To enhance the offer, CEFCO leveraged beverage vendors—The Coca-Cola Company, PepsiCo and Keurig Dr Pepper—and offered to post their company images on store fountains and billboards on a by-market basis and on social media in exchange for products. “Then we went to Frito-Lay and said we wanted to give away a bag of chips,” Foley added.
The promo, which ended up offering a complete meal for free, was a hit and boosted rewards program membership 500%. “We’re negotiating with vendors all the time,” Foley said. “We have a lot of channels, and we can help them, too, with digital marketing. We market every way we can.”
CEFCO constantly seeks new ways to reduce foodservice costs and is currently bringing bulk meats into the commissary for staff to prep.
Stores that try to do one or two things very well are the ones that will succeed."
“A lot of labor goes into preparing food products for assembly, and we’re weighing the cost of that,” Foley said. “We work all the numbers and make sure we do what’s best for the customer. For example, we bring in a premium chocolate icing for our chocolate donuts. That’s going to be the cost of doing business, but we’ll make it up in volume. We know which products we can pay a little more for and still charge a great price to our customers because we’ll get that back in volume.”
GOOD MENU, GOOD VALUE
CEFCO’s menu includes staple items like crispitos, egg rolls, burritos and corndogs and nine types of kolaches, the popular Czech pastry filled with meat, cheese or fruit. “Customers can select two items for $3.79, and the products are interchangeable,” Foley said. “There are over 20 items they can mix and match, and customers will mix and match kolaches with hot grab-and-go items like burritos. With a soda, they have a $5 lunch, which is a great deal. Right now, people don’t have the disposable income they had a year ago.”
Moving forward, “you’re going to see more operators finding partners who will grow with them,” Foley predicted. “You’ll also see some c-stores try to do a little of everything, and that’s where they’ll fail. Don’t try to be everything to everybody. Stores that try to do one or two things very well are the ones that will succeed.”
Throughout the process of growing your program, you have to also keep your organization’s long-term strategic goals top of mind, Chiovera said. “You will have to convince your executive team that [creating a foodservice program] will take time,” he added. “To go from being a petroleum retailer to a being foodservice operator is not something you do on the side of the desk.
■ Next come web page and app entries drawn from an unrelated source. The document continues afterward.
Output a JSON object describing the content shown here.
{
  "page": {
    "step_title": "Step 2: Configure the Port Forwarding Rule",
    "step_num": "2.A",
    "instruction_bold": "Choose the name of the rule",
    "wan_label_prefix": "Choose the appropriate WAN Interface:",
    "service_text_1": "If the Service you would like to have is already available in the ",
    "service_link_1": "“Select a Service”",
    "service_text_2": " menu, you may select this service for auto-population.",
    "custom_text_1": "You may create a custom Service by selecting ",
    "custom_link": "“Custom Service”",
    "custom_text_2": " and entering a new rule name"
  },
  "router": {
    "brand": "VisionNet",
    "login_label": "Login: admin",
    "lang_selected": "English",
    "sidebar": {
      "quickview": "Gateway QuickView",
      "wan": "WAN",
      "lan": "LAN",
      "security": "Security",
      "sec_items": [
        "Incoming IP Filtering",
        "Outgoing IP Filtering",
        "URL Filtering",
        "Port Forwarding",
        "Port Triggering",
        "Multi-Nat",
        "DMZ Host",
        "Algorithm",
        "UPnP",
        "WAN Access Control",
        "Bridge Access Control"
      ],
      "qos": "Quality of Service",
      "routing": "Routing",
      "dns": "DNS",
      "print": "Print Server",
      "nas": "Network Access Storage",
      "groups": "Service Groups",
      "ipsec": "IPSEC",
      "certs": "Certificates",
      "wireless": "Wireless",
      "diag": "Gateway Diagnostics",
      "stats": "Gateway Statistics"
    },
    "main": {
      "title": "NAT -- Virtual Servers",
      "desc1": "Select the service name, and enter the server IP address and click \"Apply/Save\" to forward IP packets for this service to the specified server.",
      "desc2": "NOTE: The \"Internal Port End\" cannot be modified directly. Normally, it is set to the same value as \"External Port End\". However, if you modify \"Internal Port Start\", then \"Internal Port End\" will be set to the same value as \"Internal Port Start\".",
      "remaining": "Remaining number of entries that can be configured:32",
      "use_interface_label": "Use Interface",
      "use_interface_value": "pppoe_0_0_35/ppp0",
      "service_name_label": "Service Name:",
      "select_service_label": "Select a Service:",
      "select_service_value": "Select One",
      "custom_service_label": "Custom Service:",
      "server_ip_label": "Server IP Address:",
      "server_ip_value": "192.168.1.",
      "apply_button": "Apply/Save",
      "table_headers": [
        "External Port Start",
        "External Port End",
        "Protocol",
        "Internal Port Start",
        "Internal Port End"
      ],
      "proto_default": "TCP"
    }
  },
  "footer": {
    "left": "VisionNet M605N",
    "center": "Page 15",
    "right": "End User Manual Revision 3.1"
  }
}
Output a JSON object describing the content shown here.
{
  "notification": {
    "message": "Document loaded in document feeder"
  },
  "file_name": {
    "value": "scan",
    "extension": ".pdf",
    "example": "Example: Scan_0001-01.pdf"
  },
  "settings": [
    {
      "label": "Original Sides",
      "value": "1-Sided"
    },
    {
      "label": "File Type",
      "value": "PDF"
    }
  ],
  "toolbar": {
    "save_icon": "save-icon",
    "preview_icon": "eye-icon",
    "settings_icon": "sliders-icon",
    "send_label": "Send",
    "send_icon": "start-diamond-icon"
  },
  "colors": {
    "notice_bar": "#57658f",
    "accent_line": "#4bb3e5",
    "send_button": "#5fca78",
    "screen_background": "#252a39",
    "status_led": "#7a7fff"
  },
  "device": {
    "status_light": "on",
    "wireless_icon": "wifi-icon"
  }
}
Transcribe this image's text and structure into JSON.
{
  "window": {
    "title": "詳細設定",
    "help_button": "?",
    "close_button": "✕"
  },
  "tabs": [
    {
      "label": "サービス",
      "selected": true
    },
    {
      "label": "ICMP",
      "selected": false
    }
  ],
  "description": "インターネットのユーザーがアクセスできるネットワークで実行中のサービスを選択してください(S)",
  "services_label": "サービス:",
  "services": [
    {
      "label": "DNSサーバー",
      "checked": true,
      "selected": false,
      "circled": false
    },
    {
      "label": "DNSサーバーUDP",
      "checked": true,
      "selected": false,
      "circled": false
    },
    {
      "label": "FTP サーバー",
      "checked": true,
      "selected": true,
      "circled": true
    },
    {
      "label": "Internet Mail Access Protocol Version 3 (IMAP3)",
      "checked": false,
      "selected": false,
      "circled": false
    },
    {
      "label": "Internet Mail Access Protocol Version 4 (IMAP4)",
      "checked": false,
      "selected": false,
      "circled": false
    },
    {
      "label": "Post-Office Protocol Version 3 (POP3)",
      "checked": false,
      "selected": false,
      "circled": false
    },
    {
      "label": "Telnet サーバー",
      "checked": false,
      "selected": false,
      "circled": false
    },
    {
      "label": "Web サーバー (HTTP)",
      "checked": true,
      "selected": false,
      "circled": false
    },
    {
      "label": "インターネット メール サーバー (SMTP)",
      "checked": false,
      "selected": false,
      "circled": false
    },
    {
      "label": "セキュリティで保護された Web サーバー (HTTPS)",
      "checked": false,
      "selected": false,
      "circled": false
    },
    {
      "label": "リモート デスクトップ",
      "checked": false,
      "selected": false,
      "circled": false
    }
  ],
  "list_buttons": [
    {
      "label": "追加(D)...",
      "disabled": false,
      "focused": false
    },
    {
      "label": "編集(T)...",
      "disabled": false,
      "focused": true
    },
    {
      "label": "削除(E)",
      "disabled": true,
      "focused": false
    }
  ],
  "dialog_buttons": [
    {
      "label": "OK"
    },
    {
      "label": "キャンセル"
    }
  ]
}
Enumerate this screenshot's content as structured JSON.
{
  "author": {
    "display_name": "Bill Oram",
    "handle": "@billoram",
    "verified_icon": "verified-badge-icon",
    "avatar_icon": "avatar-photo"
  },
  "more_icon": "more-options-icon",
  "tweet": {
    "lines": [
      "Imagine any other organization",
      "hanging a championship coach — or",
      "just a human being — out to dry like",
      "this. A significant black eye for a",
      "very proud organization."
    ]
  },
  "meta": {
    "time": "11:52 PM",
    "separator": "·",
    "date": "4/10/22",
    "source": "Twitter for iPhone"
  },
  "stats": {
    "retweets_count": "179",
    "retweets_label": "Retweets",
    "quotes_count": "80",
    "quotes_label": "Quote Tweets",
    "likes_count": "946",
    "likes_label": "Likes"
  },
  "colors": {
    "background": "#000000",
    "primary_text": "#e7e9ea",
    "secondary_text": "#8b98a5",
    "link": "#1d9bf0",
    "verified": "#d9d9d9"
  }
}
Foodservice is a risk/reward category, and it’s not for the faint of heart.”